Google recently announced that its search engines will give higher rankings to websites that are mobile-friendly, or websites that can be viewed easily on mobile phones and tablets. Mobile technology has grown exponentially in the last few years. Over half of all web traffic comes from mobiles and tablets today. Most importantly, today’s users expect your website to be mobile-friendly.
Before you get your website redesigned, there are a couple of things you need to know first. For one thing, there is a difference between a mobile-friendly website and a responsive website, although they both perform the same function for the most part. Technically, a responsive website is mobile-friendly, but a mobile-friendly website is generally not responsive. Let’s break it down.
A mobile-friendly website is essentially a separate copy of your site specifically designed for mobile devices. The only good thing that makes mobile-friendly better than responsive is that you can create a unique experience for your users. Mobile-friendly sites are common in larger, user heavy websites run by multinational companies like airlines and hotel chains. Many companies might build multiple mobile-friendly sites for every type of mobile device on the market.
However, the big downside to mobile-friendly websites is that it can get really expensive to build, which is why this is usually an option for large multinationals that can afford to do it, and usually not small businesses or nonprofits. Mobile-friendly sites usually have their own sub-domains, which will not count towards the amount of traffic coming to your primary domain. Also, because technology is always changing, devices become obsolete quite often, and the high cost of maintenance and revamping mobile-friendly sites for new devices coming onto the market can be daunting.
This is why we strongly suggest making your website responsive.

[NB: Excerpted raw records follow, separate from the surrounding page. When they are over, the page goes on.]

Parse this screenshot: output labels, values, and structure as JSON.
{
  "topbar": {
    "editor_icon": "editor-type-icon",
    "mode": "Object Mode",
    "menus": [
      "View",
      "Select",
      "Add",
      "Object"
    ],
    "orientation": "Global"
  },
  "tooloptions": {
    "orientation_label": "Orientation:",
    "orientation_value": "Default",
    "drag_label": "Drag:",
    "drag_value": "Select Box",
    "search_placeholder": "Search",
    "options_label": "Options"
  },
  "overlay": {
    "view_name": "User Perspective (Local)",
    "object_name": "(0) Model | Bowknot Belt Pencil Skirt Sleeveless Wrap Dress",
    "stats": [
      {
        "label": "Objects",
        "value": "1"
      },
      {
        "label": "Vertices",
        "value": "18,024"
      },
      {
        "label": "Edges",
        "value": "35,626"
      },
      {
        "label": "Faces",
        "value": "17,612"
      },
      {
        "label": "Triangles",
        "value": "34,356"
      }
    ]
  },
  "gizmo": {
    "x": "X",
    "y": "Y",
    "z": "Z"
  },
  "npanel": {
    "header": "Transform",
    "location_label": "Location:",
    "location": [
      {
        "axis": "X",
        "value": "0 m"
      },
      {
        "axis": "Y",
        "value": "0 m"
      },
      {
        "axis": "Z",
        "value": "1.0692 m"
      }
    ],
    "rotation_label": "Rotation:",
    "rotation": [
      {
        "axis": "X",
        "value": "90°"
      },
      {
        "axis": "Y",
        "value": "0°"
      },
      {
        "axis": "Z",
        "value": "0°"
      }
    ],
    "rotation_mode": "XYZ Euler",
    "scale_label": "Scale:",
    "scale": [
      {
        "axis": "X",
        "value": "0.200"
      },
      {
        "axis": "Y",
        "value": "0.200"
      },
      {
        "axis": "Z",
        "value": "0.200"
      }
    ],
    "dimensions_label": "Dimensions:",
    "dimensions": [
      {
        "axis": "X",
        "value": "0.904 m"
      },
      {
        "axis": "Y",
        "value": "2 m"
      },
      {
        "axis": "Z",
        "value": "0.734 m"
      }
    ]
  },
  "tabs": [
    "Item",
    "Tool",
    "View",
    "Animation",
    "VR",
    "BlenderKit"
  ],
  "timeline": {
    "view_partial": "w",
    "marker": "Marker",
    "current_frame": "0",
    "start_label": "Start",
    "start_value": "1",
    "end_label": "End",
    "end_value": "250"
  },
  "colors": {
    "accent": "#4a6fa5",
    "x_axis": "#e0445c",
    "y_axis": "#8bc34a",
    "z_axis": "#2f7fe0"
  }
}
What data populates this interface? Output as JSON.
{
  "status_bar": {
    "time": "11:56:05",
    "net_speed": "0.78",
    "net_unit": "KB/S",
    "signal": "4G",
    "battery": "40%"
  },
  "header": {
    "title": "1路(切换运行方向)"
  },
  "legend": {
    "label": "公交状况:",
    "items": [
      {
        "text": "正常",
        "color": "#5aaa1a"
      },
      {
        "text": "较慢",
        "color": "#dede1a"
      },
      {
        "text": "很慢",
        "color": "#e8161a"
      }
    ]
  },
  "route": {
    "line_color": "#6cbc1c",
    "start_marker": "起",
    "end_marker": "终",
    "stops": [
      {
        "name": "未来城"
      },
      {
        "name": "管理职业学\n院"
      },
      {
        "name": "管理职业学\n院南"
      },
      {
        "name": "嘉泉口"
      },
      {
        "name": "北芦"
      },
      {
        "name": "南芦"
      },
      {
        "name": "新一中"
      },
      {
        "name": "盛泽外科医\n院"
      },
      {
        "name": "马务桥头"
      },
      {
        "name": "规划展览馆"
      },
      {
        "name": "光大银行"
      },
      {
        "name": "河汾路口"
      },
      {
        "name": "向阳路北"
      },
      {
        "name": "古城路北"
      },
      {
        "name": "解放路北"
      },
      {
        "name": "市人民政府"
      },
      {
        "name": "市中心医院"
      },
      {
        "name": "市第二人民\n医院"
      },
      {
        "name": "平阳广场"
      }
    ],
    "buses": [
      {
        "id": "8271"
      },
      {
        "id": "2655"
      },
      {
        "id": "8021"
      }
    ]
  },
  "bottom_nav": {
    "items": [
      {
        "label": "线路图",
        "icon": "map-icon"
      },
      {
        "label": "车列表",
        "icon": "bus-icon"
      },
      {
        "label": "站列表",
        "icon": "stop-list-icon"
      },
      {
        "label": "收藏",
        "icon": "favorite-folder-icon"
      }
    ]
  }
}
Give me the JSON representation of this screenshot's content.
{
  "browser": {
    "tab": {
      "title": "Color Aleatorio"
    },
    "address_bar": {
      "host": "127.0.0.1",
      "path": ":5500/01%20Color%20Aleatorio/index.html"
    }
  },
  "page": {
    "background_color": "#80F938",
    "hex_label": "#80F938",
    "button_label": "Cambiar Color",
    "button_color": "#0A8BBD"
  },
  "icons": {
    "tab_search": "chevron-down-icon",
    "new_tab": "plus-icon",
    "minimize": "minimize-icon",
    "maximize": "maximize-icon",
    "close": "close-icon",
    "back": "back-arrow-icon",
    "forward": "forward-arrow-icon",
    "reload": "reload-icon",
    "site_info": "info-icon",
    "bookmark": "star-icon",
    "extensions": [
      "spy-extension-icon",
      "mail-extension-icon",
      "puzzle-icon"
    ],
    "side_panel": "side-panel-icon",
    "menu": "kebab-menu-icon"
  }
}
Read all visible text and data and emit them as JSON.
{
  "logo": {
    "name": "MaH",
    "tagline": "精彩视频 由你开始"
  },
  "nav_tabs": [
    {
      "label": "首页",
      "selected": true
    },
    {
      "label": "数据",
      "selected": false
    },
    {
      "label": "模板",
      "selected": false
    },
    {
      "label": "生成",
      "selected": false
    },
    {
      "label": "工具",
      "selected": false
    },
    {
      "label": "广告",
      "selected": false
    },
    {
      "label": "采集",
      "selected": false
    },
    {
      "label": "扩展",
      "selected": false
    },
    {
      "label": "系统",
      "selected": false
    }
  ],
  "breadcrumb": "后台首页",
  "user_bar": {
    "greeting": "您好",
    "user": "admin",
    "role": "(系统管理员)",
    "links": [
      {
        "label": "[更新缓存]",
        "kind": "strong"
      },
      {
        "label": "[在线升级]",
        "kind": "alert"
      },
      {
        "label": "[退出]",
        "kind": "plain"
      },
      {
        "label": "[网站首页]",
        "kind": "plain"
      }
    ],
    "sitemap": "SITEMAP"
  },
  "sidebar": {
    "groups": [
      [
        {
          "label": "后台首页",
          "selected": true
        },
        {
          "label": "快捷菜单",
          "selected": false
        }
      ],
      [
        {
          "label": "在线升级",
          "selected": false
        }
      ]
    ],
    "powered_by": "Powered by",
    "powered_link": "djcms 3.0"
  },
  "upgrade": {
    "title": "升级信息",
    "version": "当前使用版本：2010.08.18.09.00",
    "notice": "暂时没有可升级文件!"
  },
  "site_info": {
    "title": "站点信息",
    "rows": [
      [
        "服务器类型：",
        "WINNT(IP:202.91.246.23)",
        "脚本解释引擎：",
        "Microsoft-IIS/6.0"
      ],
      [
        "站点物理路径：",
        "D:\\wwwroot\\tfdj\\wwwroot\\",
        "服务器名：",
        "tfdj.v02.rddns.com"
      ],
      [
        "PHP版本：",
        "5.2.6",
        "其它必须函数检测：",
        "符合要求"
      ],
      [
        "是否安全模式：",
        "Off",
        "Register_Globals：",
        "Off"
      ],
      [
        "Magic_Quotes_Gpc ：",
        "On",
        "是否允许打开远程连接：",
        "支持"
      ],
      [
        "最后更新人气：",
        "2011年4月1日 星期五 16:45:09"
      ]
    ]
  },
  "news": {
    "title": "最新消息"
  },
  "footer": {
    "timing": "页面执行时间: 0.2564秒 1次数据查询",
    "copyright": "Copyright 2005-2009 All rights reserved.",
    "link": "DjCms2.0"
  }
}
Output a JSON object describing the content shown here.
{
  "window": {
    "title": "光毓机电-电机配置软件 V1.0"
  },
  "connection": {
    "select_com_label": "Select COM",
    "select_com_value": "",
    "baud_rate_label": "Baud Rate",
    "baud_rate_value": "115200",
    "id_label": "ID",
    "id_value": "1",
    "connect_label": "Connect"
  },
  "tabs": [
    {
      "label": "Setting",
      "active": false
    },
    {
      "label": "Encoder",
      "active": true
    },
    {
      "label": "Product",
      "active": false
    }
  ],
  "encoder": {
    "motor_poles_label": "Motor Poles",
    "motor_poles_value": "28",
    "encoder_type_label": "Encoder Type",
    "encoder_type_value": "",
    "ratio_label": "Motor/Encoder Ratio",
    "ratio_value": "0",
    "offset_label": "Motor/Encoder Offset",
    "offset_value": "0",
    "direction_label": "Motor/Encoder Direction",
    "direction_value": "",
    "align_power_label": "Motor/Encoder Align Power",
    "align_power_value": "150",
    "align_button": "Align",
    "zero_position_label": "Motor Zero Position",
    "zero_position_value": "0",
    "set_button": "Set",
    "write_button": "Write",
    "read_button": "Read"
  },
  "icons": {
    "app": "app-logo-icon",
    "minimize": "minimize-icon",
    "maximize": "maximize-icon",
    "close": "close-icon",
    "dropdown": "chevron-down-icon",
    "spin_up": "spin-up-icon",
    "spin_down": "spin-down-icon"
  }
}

A responsive website adjusts to different browser screen sizes, rather than to different devices, without compromising the quality of the content and site design. An example of a responsive site is, well, our site. Try resizing the browser on a computer and notice how the images and text flow into a vertical scroll. Then try viewing it on a mobile or tablet. Responsive websites are future-proofed; no matter what device comes down the market, it will respond perfectly in the browser. A responsive website doesn’t need a separate domain either, which will better support web traffic reporting. A responsive website is also a better return on investment for your website and your company’s marketing strategy.
If you have any questions on how to make your website responsive, contact Global Wire Design.